Caring for children and recognizing their innate design skills is a living legacy among contemporary designers

And there are many examples of designers who, having become parents, discover that inventiveness and creativity are transversal codes, spaces for fertile and joyful communication first with their own children, and then with children in general. Matteo Ragni in 2008 started a project of self-production of wooden toy cars which quickly turned into a programmatic manifesto for a transversal and collective sharing of design skills. An idea definitely inspired by the thought of Bruno Munari and his ability to recognize the need for dialogue and relationship with the inventive gaze of children. Just as, going back a few years, we come across objects, collections, projects in which conversation with childhood and with play are the very core of innovation and invention. The entire Family Follows Fiction collection, developed by Stefano Giovannoni and Guido Venturini in the 1990s for Alessi is the recovery of a playful attitude, loudly irreverent and ready for laughter and lightness. Just as, returning to the masters, the rigorous typological research work of Richard Sapper has often led to the birth of objects in which sensoriality and a certain aptitude for reinventing solutions speak directly to the childish parts of the adult world. The "Whistle" kettle and the "Bandung" automatic teapot are amazing games, indeed.

Design at school?

It is not easy to imagine how and if design can be integrated in a formal way among the skills to be absorbed during the very first years of training. And perhaps it is even better to think that the tools of the project, with all their irreverent and at the same time constructive impact, remain carbonara practices, islands of freedom in which the institutional school fortunately does not enter.

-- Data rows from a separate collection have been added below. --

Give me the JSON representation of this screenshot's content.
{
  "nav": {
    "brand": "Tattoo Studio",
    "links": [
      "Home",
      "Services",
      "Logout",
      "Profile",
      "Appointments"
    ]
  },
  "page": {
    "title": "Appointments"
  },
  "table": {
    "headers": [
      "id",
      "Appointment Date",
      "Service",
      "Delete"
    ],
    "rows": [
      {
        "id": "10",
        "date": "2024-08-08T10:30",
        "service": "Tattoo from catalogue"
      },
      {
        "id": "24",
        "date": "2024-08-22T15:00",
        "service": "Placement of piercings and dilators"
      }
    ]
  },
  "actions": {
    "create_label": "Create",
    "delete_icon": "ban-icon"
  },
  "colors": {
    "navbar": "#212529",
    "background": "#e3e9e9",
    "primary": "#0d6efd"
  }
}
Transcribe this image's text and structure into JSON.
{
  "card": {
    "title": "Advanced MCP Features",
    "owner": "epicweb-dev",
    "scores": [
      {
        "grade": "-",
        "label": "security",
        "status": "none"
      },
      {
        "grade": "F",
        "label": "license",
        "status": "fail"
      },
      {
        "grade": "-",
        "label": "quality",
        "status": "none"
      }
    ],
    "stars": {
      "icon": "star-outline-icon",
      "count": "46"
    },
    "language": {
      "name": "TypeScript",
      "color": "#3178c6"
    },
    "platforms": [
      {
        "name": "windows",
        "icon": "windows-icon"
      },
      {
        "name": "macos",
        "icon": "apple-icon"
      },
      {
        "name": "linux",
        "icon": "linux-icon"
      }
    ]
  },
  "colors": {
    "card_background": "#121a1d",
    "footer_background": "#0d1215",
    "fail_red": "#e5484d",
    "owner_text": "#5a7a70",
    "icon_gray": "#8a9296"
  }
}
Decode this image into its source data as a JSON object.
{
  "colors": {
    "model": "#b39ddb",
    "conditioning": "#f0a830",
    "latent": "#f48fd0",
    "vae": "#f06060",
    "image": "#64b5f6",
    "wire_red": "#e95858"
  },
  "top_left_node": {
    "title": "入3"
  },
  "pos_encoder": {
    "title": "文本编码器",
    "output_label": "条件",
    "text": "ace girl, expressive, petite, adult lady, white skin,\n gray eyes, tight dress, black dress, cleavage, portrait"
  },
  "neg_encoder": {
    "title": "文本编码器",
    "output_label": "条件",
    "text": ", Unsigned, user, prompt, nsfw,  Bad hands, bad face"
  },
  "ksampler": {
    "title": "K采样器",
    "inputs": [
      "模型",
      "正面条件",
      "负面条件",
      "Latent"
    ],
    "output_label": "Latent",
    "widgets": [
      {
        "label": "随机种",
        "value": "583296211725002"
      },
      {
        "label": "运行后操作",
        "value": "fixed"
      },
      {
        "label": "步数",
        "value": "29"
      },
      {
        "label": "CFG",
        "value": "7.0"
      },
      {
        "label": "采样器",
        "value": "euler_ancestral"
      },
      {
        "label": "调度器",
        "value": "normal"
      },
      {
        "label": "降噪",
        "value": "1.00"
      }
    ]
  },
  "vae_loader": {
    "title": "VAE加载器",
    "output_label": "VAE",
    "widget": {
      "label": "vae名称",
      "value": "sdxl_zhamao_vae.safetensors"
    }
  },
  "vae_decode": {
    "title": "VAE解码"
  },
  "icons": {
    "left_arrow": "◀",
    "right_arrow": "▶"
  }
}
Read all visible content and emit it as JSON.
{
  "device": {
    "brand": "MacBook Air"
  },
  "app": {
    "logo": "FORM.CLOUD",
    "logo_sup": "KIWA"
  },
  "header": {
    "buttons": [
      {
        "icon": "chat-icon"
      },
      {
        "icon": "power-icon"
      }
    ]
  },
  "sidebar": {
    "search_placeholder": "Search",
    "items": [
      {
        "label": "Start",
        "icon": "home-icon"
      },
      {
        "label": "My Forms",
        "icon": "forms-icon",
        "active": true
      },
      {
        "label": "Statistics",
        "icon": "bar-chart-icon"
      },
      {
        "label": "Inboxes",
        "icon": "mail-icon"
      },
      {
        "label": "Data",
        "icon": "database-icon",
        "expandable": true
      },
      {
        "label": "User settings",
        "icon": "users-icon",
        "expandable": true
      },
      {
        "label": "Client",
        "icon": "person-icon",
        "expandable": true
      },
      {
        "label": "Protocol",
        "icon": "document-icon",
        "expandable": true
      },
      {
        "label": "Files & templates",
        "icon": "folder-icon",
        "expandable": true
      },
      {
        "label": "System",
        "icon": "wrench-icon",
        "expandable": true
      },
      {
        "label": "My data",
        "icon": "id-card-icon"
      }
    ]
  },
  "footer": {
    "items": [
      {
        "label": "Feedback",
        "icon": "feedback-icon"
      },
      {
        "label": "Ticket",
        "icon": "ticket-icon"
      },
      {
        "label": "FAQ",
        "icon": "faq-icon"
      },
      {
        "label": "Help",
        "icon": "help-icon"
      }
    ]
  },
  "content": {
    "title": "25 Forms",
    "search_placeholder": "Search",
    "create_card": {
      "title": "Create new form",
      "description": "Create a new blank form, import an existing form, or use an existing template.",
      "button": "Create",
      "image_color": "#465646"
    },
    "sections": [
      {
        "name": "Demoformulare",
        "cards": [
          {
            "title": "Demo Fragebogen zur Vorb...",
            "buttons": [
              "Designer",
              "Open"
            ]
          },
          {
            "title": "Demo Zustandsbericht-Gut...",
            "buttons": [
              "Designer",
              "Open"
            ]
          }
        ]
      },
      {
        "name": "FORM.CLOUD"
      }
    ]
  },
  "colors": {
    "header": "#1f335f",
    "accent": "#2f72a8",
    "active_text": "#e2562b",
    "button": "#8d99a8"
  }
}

And yet... you can't ignore that endless list of innovators who have shaped the contemporary world, all coming from schools that clearly and unequivocally suggest investigating the world in freedom, experimenting, trying, making mistakes. And finding extraordinary solutions.